----- Provided data

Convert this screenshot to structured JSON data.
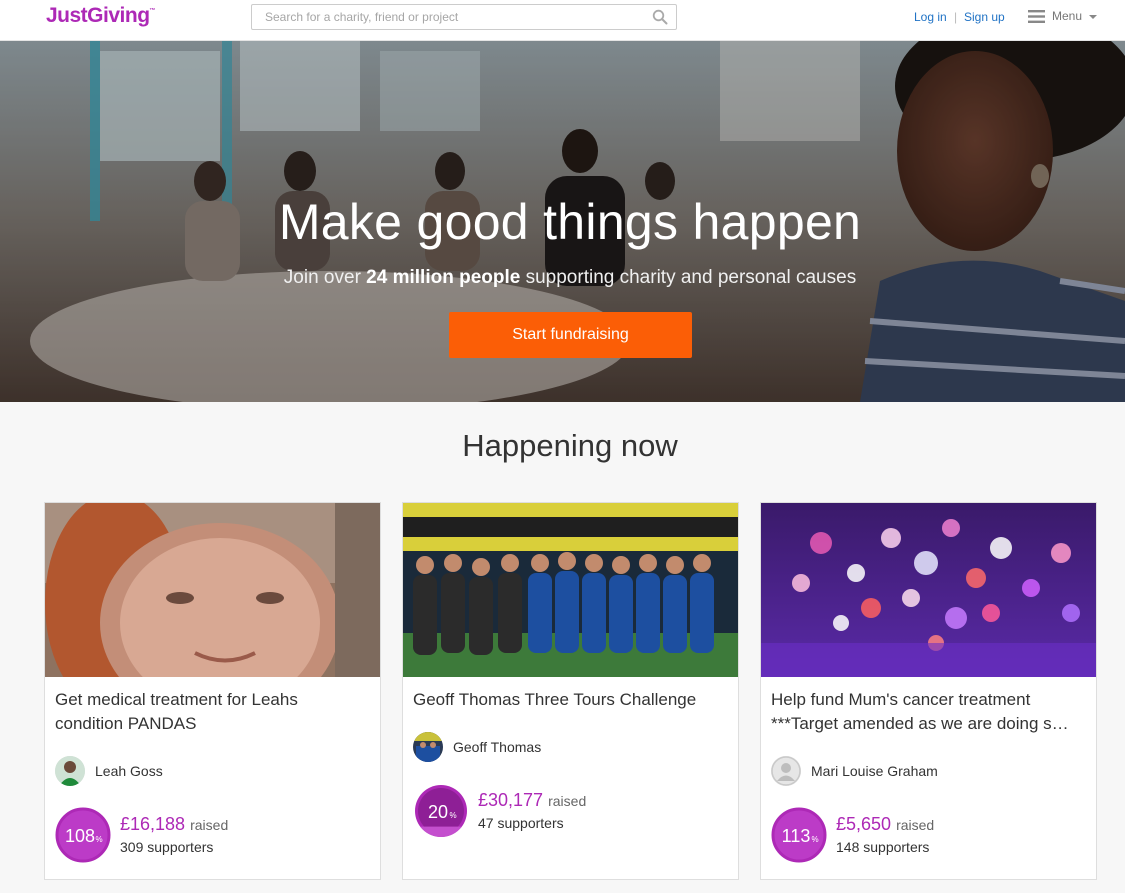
{
  "header": {
    "logo": "JustGiving",
    "logo_tm": "™",
    "search_placeholder": "Search for a charity, friend or project",
    "login": "Log in",
    "separator": "|",
    "signup": "Sign up",
    "menu": "Menu"
  },
  "hero": {
    "title": "Make good things happen",
    "subtitle_pre": "Join over ",
    "subtitle_strong": "24 million people",
    "subtitle_post": " supporting charity and personal causes",
    "cta": "Start fundraising"
  },
  "section": {
    "title": "Happening now"
  },
  "cards": [
    {
      "title_line1": "Get medical treatment for Leahs",
      "title_line2": "condition PANDAS",
      "owner": "Leah Goss",
      "percent": "108",
      "percent_value": 1.08,
      "amount": "£16,188",
      "raised_label": "raised",
      "supporters": "309 supporters"
    },
    {
      "title_line1": "Geoff Thomas Three Tours Challenge",
      "owner": "Geoff Thomas",
      "percent": "20",
      "percent_value": 0.2,
      "amount": "£30,177",
      "raised_label": "raised",
      "supporters": "47 supporters"
    },
    {
      "title_line1": "Help fund Mum's cancer treatment",
      "title_line2": "***Target amended as we are doing s…",
      "owner": "Mari Louise Graham",
      "percent": "113",
      "percent_value": 1.13,
      "amount": "£5,650",
      "raised_label": "raised",
      "supporters": "148 supporters"
    }
  ],
  "percent_sign": "%",
  "colors": {
    "brand": "#ad29b6",
    "cta": "#fb5e06",
    "link": "#2173c5"
  }
}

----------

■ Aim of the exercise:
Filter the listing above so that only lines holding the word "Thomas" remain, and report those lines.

■ Result of this exercise:
      "title_line1": "Geoff Thomas Three Tours Challenge",
      "owner": "Geoff Thomas",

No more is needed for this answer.